Yeah, I’m really happy I made it. It was a great experience and it’s very deeply gratifying that you can do something and any number of years later people can say, “I liked that picture. I appreciate that picture.”

What have you done since?

I did a thing for American Playhouse which was specifically because of Sweet Lorraine. The producers really liked Sweet Lorraine and invited me to do an adaptation of a short story by Harold Brodky called “First Love and Other Sorrows, ” which was an hour-long TV production. Then I was invited by the Comedy Channel ñ they did a series of 10 short films with standup comedians, with each one directed by a different film director, not a TV director. They did one on Freddie (Roman). and Freddie asked me to do it. So Freddie and I did this thing that I’m really happy with, that we actually shot at Kutsher’s .

Then I did a picture called “Fly by Night” about the rap culture in New York. I was really fascinated about what was going on between blacks and whites, blacks and Jews. It won the award at Sundance (Film Festival) in 1993. It was buried by Columbia Tristar. When it won the award it got seen by a bunch of people in LA and Danny DeVito called me to do a film which eventually we called Sunset Park which was based on a 60 minutes piece about a woman phys. ed. teacher who became the coach of the boys’ basketball team., she became he first woman to coach a boy’s basketball team. She really turned them around and made it to the championship in New York City. This year I made “Barnie’s Great Adventure. It did really well and it will be out on tape in September (1998).

Would you ever like to do another Catskills film?

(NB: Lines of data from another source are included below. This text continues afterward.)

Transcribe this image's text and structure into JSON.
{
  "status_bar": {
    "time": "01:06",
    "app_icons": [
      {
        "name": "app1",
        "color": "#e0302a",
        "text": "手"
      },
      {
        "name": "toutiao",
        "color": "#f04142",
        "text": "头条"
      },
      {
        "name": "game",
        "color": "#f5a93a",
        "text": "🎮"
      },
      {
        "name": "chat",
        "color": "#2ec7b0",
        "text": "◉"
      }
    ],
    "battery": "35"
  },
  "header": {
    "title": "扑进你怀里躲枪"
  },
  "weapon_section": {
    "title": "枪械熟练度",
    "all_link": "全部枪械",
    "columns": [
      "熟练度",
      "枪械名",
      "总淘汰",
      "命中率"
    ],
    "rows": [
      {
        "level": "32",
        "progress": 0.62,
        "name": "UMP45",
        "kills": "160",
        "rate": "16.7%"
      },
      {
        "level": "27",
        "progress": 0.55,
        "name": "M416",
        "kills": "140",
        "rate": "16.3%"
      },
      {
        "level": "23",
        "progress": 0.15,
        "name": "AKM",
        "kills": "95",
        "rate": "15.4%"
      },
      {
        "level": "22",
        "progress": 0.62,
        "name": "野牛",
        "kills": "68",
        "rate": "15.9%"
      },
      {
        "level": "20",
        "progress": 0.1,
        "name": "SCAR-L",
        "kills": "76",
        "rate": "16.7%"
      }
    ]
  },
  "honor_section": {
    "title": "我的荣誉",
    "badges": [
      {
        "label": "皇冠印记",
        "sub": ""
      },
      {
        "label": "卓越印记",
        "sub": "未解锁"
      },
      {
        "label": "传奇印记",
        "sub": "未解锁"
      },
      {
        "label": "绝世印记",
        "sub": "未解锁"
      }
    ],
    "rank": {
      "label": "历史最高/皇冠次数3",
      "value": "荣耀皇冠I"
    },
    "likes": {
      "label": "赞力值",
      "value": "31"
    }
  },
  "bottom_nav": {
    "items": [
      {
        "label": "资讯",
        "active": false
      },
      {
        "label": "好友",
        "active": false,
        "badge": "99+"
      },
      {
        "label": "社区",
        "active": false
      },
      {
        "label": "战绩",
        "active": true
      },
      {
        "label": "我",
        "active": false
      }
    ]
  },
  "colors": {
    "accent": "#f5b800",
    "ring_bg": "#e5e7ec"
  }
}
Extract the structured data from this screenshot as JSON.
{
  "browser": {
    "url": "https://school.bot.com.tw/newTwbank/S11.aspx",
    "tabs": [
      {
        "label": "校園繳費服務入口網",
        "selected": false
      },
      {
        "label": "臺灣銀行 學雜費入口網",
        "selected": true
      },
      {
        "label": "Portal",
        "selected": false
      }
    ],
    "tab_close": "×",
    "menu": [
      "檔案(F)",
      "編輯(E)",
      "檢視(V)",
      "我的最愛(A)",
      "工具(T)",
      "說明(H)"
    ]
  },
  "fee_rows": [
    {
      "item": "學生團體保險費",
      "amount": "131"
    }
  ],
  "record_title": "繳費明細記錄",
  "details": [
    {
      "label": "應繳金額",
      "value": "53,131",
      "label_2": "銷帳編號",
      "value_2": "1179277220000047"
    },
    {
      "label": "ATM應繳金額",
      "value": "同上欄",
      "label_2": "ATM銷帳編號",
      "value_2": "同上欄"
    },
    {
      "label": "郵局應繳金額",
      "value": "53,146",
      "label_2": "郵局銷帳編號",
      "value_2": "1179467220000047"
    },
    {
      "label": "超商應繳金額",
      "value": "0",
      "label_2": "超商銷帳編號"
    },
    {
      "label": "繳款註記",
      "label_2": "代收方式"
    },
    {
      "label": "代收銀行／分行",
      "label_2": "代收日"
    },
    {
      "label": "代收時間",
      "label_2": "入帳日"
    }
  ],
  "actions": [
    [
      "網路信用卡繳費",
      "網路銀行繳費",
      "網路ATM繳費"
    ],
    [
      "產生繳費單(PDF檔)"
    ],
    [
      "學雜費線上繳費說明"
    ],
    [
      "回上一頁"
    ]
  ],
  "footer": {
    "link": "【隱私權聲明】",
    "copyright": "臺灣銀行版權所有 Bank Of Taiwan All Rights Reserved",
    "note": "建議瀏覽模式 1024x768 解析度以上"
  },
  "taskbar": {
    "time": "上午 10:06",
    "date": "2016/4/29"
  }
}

I’d love to do another Catskills film. It was such a great experience. I’d love to find a way of doing it that would be really honest and tougher than Sweet Lorraine. I think it was tougher. If I have any criticism, I feel like I was a little soft in the picture.